### WHAT IS REQUIRED
Set down all of the data that follows, keeping every character.

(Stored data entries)

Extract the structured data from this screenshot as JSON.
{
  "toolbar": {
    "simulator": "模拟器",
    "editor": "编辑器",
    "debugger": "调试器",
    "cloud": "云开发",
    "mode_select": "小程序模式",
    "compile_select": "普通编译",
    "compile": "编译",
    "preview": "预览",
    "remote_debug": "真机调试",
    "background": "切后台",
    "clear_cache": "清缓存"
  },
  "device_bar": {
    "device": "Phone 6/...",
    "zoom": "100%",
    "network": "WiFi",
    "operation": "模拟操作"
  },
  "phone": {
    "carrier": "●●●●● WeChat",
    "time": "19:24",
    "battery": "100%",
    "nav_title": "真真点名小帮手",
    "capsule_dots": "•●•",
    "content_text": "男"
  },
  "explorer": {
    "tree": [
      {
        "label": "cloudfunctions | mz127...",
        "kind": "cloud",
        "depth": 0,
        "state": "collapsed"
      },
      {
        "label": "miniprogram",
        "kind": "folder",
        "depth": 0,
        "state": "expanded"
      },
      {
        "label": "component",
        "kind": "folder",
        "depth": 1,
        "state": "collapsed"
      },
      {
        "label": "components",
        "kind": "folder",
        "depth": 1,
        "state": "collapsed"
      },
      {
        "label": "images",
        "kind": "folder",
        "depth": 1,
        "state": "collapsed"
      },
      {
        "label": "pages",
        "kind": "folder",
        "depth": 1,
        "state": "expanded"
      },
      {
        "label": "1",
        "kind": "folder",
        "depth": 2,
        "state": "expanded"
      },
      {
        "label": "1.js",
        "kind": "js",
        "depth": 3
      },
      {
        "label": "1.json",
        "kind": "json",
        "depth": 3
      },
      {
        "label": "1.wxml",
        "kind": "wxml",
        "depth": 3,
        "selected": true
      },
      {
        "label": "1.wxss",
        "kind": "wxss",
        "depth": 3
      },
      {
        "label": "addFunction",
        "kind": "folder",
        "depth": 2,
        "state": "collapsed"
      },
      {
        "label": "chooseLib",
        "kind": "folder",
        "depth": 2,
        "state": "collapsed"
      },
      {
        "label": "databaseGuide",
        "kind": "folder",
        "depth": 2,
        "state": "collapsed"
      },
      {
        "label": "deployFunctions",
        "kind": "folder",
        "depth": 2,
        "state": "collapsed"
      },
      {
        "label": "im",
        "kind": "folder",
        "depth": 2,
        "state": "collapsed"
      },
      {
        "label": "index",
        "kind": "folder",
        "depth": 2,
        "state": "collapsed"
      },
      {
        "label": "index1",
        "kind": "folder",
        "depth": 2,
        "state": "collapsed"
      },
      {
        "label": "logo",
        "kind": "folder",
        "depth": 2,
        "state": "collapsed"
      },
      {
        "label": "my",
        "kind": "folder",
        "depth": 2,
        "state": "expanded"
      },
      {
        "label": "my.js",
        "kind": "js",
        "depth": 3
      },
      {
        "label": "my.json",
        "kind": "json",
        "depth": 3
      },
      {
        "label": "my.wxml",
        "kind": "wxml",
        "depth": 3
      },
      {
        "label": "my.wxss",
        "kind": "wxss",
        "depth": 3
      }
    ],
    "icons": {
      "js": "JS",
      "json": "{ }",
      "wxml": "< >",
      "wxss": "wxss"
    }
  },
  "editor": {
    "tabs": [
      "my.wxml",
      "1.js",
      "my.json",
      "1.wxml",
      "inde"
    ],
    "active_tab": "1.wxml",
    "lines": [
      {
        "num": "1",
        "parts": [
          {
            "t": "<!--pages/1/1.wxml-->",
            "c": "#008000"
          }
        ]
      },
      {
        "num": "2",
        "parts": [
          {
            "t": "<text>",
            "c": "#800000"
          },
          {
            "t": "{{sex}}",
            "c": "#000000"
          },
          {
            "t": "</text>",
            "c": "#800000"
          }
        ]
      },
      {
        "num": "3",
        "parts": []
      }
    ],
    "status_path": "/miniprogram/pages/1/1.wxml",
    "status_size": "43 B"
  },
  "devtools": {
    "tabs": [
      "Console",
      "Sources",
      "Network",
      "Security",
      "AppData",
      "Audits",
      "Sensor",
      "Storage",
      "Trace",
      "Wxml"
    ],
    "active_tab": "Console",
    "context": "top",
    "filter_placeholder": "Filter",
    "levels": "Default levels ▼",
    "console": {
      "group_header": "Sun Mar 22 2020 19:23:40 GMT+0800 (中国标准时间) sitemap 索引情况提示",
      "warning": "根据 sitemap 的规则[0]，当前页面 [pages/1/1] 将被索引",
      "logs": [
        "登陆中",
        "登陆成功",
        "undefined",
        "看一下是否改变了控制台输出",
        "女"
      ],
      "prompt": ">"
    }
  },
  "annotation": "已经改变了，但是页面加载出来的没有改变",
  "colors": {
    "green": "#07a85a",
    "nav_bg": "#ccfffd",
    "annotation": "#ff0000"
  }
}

### OUTPUT FOR THIS TASK
Extract the structured data from this screenshot as JSON.
{
  "toolbar": {
    "simulator": "模拟器",
    "editor": "编辑器",
    "debugger": "调试器",
    "cloud": "云开发",
    "mode_select": "小程序模式",
    "compile_select": "普通编译",
    "compile": "编译",
    "preview": "预览",
    "remote_debug": "真机调试",
    "background": "切后台",
    "clear_cache": "清缓存"
  },
  "device_bar": {
    "device": "Phone 6/...",
    "zoom": "100%",
    "network": "WiFi",
    "operation": "模拟操作"
  },
  "phone": {
    "carrier": "●●●●● WeChat",
    "time": "19:24",
    "battery": "100%",
    "nav_title": "真真点名小帮手",
    "capsule_dots": "•●•",
    "content_text": "男"
  },
  "explorer": {
    "tree": [
      {
        "label": "cloudfunctions | mz127...",
        "kind": "cloud",
        "depth": 0,
        "state": "collapsed"
      },
      {
        "label": "miniprogram",
        "kind": "folder",
        "depth": 0,
        "state": "expanded"
      },
      {
        "label": "component",
        "kind": "folder",
        "depth": 1,
        "state": "collapsed"
      },
      {
        "label": "components",
        "kind": "folder",
        "depth": 1,
        "state": "collapsed"
      },
      {
        "label": "images",
        "kind": "folder",
        "depth": 1,
        "state": "collapsed"
      },
      {
        "label": "pages",
        "kind": "folder",
        "depth": 1,
        "state": "expanded"
      },
      {
        "label": "1",
        "kind": "folder",
        "depth": 2,
        "state": "expanded"
      },
      {
        "label": "1.js",
        "kind": "js",
        "depth": 3
      },
      {
        "label": "1.json",
        "kind": "json",
        "depth": 3
      },
      {
        "label": "1.wxml",
        "kind": "wxml",
        "depth": 3,
        "selected": true
      },
      {
        "label": "1.wxss",
        "kind": "wxss",
        "depth": 3
      },
      {
        "label": "addFunction",
        "kind": "folder",
        "depth": 2,
        "state": "collapsed"
      },
      {
        "label": "chooseLib",
        "kind": "folder",
        "depth": 2,
        "state": "collapsed"
      },
      {
        "label": "databaseGuide",
        "kind": "folder",
        "depth": 2,
        "state": "collapsed"
      },
      {
        "label": "deployFunctions",
        "kind": "folder",
        "depth": 2,
        "state": "collapsed"
      },
      {
        "label": "im",
        "kind": "folder",
        "depth": 2,
        "state": "collapsed"
      },
      {
        "label": "index",
        "kind": "folder",
        "depth": 2,
        "state": "collapsed"
      },
      {
        "label": "index1",
        "kind": "folder",
        "depth": 2,
        "state": "collapsed"
      },
      {
        "label": "logo",
        "kind": "folder",
        "depth": 2,
        "state": "collapsed"
      },
      {
        "label": "my",
        "kind": "folder",
        "depth": 2,
        "state": "expanded"
      },
      {
        "label": "my.js",
        "kind": "js",
        "depth": 3
      },
      {
        "label": "my.json",
        "kind": "json",
        "depth": 3
      },
      {
        "label": "my.wxml",
        "kind": "wxml",
        "depth": 3
      },
      {
        "label": "my.wxss",
        "kind": "wxss",
        "depth": 3
      }
    ],
    "icons": {
      "js": "JS",
      "json": "{ }",
      "wxml": "< >",
      "wxss": "wxss"
    }
  },
  "editor": {
    "tabs": [
      "my.wxml",
      "1.js",
      "my.json",
      "1.wxml",
      "inde"
    ],
    "active_tab": "1.wxml",
    "lines": [
      {
        "num": "1",
        "parts": [
          {
            "t": "<!--pages/1/1.wxml-->",
            "c": "#008000"
          }
        ]
      },
      {
        "num": "2",
        "parts": [
          {
            "t": "<text>",
            "c": "#800000"
          },
          {
            "t": "{{sex}}",
            "c": "#000000"
          },
          {
            "t": "</text>",
            "c": "#800000"
          }
        ]
      },
      {
        "num": "3",
        "parts": []
      }
    ],
    "status_path": "/miniprogram/pages/1/1.wxml",
    "status_size": "43 B"
  },
  "devtools": {
    "tabs": [
      "Console",
      "Sources",
      "Network",
      "Security",
      "AppData",
      "Audits",
      "Sensor",
      "Storage",
      "Trace",
      "Wxml"
    ],
    "active_tab": "Console",
    "context": "top",
    "filter_placeholder": "Filter",
    "levels": "Default levels ▼",
    "console": {
      "group_header": "Sun Mar 22 2020 19:23:40 GMT+0800 (中国标准时间) sitemap 索引情况提示",
      "warning": "根据 sitemap 的规则[0]，当前页面 [pages/1/1] 将被索引",
      "logs": [
        "登陆中",
        "登陆成功",
        "undefined",
        "看一下是否改变了控制台输出",
        "女"
      ],
      "prompt": ">"
    }
  },
  "annotation": "已经改变了，但是页面加载出来的没有改变",
  "colors": {
    "green": "#07a85a",
    "nav_bg": "#ccfffd",
    "annotation": "#ff0000"
  }
}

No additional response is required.